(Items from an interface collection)
>>>

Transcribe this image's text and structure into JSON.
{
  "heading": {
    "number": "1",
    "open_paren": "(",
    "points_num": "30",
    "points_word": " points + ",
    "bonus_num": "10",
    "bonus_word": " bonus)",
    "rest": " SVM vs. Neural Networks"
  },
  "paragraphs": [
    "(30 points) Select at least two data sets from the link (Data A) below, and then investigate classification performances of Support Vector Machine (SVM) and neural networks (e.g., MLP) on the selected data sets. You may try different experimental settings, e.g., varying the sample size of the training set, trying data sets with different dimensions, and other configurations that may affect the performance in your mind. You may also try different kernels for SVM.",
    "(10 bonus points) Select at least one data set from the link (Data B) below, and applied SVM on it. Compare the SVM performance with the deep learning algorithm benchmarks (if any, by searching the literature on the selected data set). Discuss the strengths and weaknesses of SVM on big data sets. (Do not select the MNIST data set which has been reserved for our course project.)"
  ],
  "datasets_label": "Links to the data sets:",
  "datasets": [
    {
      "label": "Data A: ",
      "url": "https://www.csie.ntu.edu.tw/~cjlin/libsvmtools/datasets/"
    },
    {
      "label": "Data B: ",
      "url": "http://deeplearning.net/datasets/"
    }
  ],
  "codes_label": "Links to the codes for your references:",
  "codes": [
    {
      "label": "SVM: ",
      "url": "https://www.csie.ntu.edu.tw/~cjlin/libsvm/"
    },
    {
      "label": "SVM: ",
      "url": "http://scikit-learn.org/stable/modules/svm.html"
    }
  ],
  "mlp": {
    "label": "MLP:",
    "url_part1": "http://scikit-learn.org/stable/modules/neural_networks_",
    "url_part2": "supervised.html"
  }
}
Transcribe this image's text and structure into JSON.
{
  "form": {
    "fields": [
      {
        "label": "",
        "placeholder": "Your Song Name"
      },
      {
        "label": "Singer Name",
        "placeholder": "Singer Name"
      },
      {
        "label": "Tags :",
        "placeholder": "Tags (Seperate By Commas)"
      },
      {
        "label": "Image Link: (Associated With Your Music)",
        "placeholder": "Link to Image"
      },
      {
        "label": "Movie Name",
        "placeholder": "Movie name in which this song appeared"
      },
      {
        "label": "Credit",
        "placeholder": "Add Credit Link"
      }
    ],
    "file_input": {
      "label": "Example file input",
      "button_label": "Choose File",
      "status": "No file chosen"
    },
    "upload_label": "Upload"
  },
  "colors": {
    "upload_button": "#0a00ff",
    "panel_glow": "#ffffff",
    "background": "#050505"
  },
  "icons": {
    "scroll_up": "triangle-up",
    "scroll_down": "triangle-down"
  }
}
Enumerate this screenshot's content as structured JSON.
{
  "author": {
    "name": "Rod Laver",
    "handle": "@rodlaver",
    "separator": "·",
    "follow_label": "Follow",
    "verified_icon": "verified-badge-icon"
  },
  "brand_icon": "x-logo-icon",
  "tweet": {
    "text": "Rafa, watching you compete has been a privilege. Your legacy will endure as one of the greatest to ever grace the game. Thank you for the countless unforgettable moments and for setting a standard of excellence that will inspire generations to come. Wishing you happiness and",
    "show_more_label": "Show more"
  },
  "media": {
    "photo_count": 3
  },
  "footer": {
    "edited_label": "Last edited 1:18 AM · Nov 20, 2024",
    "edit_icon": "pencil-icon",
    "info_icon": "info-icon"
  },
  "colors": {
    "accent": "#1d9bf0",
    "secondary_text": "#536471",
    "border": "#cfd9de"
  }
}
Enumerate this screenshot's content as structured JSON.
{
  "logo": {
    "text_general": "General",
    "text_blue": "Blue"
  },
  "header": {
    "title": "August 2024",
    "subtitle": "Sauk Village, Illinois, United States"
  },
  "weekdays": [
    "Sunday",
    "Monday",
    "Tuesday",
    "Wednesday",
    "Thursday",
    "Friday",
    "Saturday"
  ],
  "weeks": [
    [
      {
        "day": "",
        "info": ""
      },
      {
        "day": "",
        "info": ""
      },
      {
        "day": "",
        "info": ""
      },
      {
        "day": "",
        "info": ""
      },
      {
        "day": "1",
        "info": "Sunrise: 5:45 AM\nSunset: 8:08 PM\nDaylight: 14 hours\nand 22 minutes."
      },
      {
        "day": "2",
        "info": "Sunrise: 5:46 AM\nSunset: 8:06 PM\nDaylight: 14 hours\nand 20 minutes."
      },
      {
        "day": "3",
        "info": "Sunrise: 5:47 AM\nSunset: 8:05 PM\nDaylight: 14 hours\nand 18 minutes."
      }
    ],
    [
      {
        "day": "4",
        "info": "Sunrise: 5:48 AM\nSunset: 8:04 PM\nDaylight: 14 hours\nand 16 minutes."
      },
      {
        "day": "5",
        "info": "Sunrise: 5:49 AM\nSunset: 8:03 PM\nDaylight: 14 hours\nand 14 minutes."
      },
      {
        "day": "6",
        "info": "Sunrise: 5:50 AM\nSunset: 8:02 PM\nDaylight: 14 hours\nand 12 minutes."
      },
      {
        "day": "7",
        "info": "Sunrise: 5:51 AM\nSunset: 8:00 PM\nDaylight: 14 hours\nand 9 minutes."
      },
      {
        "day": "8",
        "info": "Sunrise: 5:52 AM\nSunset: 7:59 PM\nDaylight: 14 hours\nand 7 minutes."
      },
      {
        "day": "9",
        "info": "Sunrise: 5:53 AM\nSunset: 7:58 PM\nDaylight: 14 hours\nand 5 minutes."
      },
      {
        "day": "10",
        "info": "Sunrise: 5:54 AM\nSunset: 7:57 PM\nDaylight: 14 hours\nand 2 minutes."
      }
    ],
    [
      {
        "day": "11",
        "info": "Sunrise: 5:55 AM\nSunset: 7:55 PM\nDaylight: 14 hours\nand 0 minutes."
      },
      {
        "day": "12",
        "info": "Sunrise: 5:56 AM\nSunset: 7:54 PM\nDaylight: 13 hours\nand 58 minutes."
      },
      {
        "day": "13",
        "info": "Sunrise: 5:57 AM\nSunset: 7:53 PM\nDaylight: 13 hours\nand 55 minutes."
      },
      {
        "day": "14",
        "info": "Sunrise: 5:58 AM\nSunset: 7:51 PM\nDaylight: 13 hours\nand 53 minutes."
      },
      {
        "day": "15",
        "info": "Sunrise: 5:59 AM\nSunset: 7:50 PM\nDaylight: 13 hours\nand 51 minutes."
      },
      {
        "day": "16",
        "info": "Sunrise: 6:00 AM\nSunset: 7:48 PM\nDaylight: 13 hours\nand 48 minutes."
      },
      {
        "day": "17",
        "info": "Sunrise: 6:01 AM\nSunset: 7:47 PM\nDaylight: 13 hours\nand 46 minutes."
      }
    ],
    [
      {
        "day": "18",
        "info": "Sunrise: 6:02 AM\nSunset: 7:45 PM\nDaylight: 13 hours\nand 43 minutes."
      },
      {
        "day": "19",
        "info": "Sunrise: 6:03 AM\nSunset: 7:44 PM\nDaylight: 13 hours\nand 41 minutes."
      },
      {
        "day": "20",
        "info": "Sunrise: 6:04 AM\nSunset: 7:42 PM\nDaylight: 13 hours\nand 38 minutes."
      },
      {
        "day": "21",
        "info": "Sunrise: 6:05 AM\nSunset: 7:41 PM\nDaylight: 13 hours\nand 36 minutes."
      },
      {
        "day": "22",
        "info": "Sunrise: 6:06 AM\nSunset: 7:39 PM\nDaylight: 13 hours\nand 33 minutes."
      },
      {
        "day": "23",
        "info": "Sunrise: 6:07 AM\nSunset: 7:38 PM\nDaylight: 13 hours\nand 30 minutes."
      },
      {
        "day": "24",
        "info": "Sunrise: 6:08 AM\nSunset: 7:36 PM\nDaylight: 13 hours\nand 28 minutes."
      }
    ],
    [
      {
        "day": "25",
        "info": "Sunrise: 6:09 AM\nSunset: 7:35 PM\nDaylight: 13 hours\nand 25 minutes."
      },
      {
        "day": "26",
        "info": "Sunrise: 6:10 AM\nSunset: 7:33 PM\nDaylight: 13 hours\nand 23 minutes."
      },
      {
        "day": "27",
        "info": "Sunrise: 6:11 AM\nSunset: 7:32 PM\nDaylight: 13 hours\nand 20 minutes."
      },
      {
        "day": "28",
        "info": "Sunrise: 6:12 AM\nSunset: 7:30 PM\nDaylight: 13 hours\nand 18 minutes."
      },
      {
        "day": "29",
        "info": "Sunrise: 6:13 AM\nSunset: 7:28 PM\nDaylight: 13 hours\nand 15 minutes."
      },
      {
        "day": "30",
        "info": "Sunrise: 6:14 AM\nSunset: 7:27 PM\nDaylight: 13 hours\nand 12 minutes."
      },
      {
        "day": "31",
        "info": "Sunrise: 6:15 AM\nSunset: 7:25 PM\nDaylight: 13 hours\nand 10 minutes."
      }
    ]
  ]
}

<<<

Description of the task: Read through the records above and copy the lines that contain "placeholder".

Answer section:
        "placeholder": "Your Song Name"
        "placeholder": "Singer Name"
        "placeholder": "Tags (Seperate By Commas)"
        "placeholder": "Link to Image"
        "placeholder": "Movie name in which this song appeared"
        "placeholder": "Add Credit Link"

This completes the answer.